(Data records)
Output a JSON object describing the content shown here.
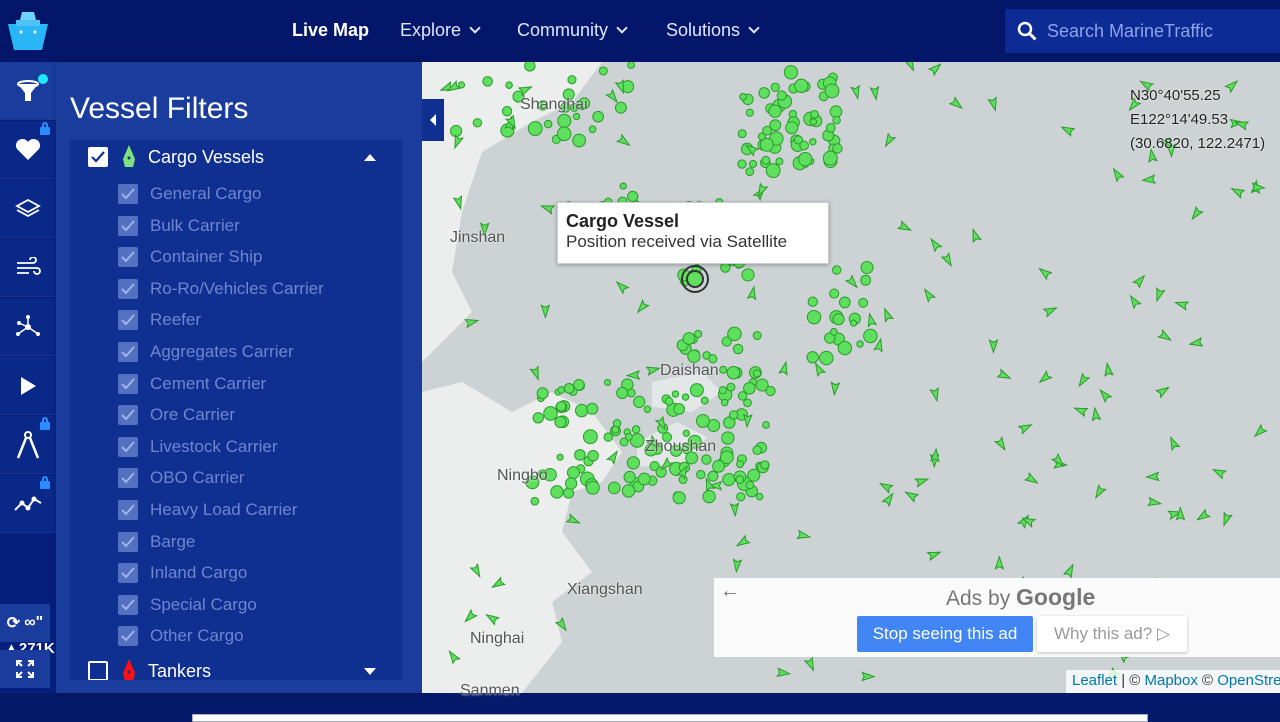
{
  "header": {
    "nav": [
      {
        "label": "Live Map",
        "active": true
      },
      {
        "label": "Explore",
        "dropdown": true
      },
      {
        "label": "Community",
        "dropdown": true
      },
      {
        "label": "Solutions",
        "dropdown": true
      }
    ],
    "search_placeholder": "Search MarineTraffic"
  },
  "rail": {
    "items": [
      {
        "icon": "filter-icon",
        "active": true,
        "badge": true
      },
      {
        "icon": "heart-icon",
        "locked": true
      },
      {
        "icon": "layers-icon"
      },
      {
        "icon": "wind-icon"
      },
      {
        "icon": "network-icon"
      },
      {
        "icon": "play-icon"
      },
      {
        "icon": "measure-icon",
        "locked": true
      },
      {
        "icon": "chart-line-icon",
        "locked": true
      }
    ],
    "vessel_count": "271K",
    "refresh_label": "∞\"",
    "fullscreen_icon": "expand-icon"
  },
  "panel": {
    "title": "Vessel Filters",
    "categories": [
      {
        "label": "Cargo Vessels",
        "checked": true,
        "expanded": true,
        "color": "#7ee07e",
        "subtypes": [
          "General Cargo",
          "Bulk Carrier",
          "Container Ship",
          "Ro-Ro/Vehicles Carrier",
          "Reefer",
          "Aggregates Carrier",
          "Cement Carrier",
          "Ore Carrier",
          "Livestock Carrier",
          "OBO Carrier",
          "Heavy Load Carrier",
          "Barge",
          "Inland Cargo",
          "Special Cargo",
          "Other Cargo"
        ]
      },
      {
        "label": "Tankers",
        "checked": false,
        "expanded": false,
        "color": "#ff1010"
      }
    ]
  },
  "map": {
    "cities": [
      "Shanghai",
      "Jinshan",
      "Daishan",
      "Zhoushan",
      "Ningbo",
      "Xiangshan",
      "Ninghai",
      "Sanmen"
    ],
    "coords": {
      "lat": "N30°40'55.25",
      "lon": "E122°14'49.53",
      "decimal": "(30.6820, 122.2471)"
    },
    "tooltip": {
      "title": "Cargo Vessel",
      "text": "Position received via Satellite"
    },
    "vessel_color": "#5ee05e",
    "attribution": {
      "leaflet": "Leaflet",
      "sep": " | © ",
      "mapbox": "Mapbox",
      "sep2": " © ",
      "osm": "OpenStreetMap"
    }
  },
  "ad": {
    "ads_by": "Ads by",
    "google": "Google",
    "stop": "Stop seeing this ad",
    "why": "Why this ad?"
  }
}
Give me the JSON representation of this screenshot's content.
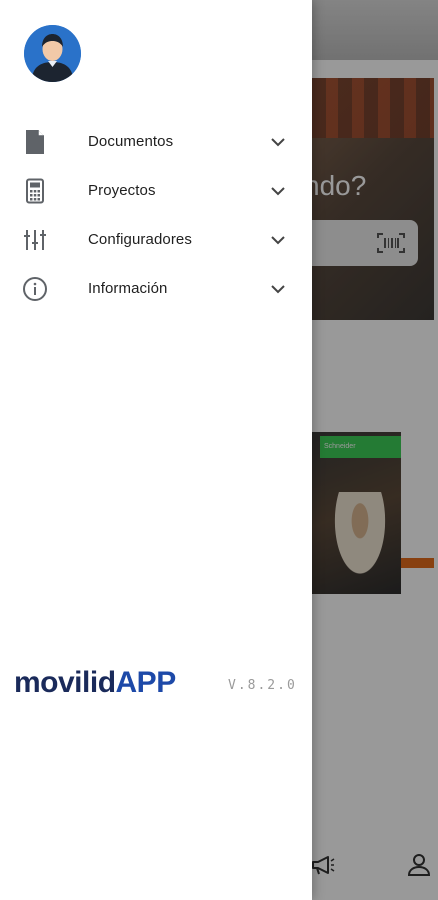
{
  "background": {
    "hero_text": "ndo?",
    "card_brand": "Schneider",
    "icons": [
      "barcode-icon",
      "megaphone-icon",
      "person-icon"
    ]
  },
  "drawer": {
    "menu": [
      {
        "label": "Documentos",
        "icon": "document-icon"
      },
      {
        "label": "Proyectos",
        "icon": "calculator-icon"
      },
      {
        "label": "Configuradores",
        "icon": "sliders-icon"
      },
      {
        "label": "Información",
        "icon": "info-icon"
      }
    ],
    "brand_part1": "movilid",
    "brand_part2": "APP",
    "version": "V.8.2.0"
  },
  "colors": {
    "brand_dark": "#1a2a5a",
    "brand_blue": "#1d49a8",
    "avatar_bg": "#2a72c9"
  }
}
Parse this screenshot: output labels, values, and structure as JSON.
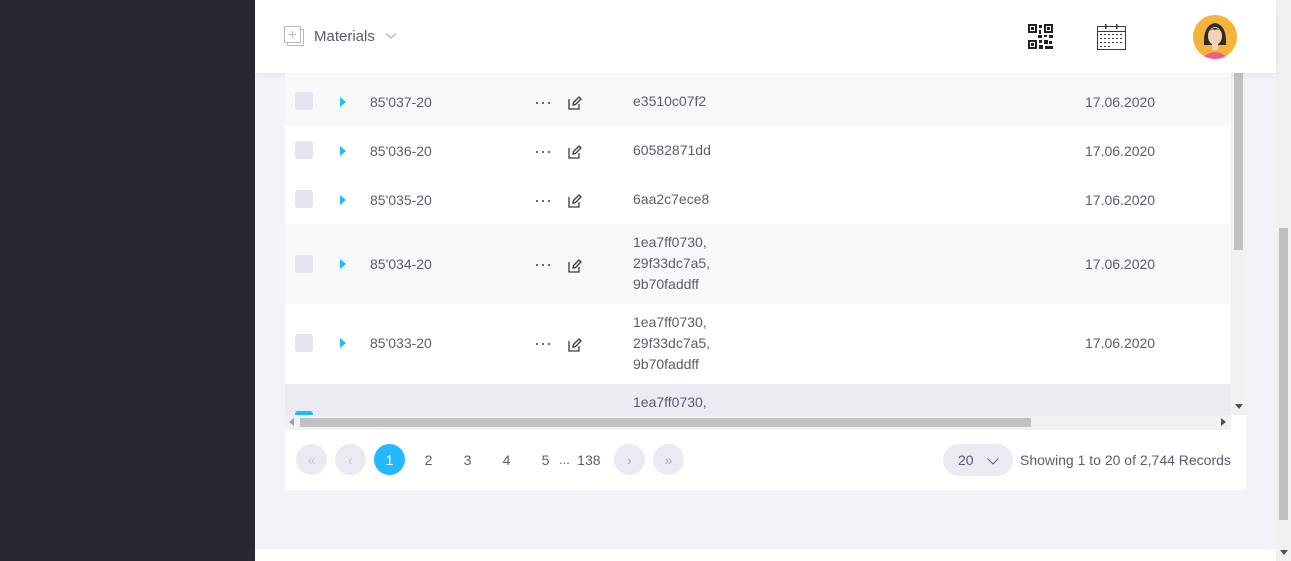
{
  "header": {
    "module_label": "Materials",
    "icons": [
      "module-icon",
      "chevron-down-icon",
      "qr-code-icon",
      "calendar-icon",
      "user-avatar"
    ]
  },
  "table": {
    "rows": [
      {
        "id": "85'037-20",
        "hashes": [
          "e3510c07f2"
        ],
        "date": "17.06.2020"
      },
      {
        "id": "85'036-20",
        "hashes": [
          "60582871dd"
        ],
        "date": "17.06.2020"
      },
      {
        "id": "85'035-20",
        "hashes": [
          "6aa2c7ece8"
        ],
        "date": "17.06.2020"
      },
      {
        "id": "85'034-20",
        "hashes": [
          "1ea7ff0730,",
          "29f33dc7a5,",
          "9b70faddff"
        ],
        "date": "17.06.2020"
      },
      {
        "id": "85'033-20",
        "hashes": [
          "1ea7ff0730,",
          "29f33dc7a5,",
          "9b70faddff"
        ],
        "date": "17.06.2020"
      },
      {
        "id": "",
        "hashes": [
          "1ea7ff0730,"
        ],
        "date": ""
      }
    ]
  },
  "pagination": {
    "first": "«",
    "prev": "‹",
    "pages": [
      "1",
      "2",
      "3",
      "4",
      "5"
    ],
    "ellipsis": "...",
    "last_page": "138",
    "next": "›",
    "last": "»",
    "active_page": "1",
    "page_size": "20",
    "records_text": "Showing 1 to 20 of 2,744 Records"
  },
  "colors": {
    "accent": "#22b9ff",
    "sidebar": "#282733",
    "text": "#595d6e"
  }
}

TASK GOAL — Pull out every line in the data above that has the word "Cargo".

WRITTEN SOLUTION —
        "label": "Cargo Vessels",
          "General Cargo",
          "Inland Cargo",
          "Special Cargo",
          "Other Cargo"
      "title": "Cargo Vessel",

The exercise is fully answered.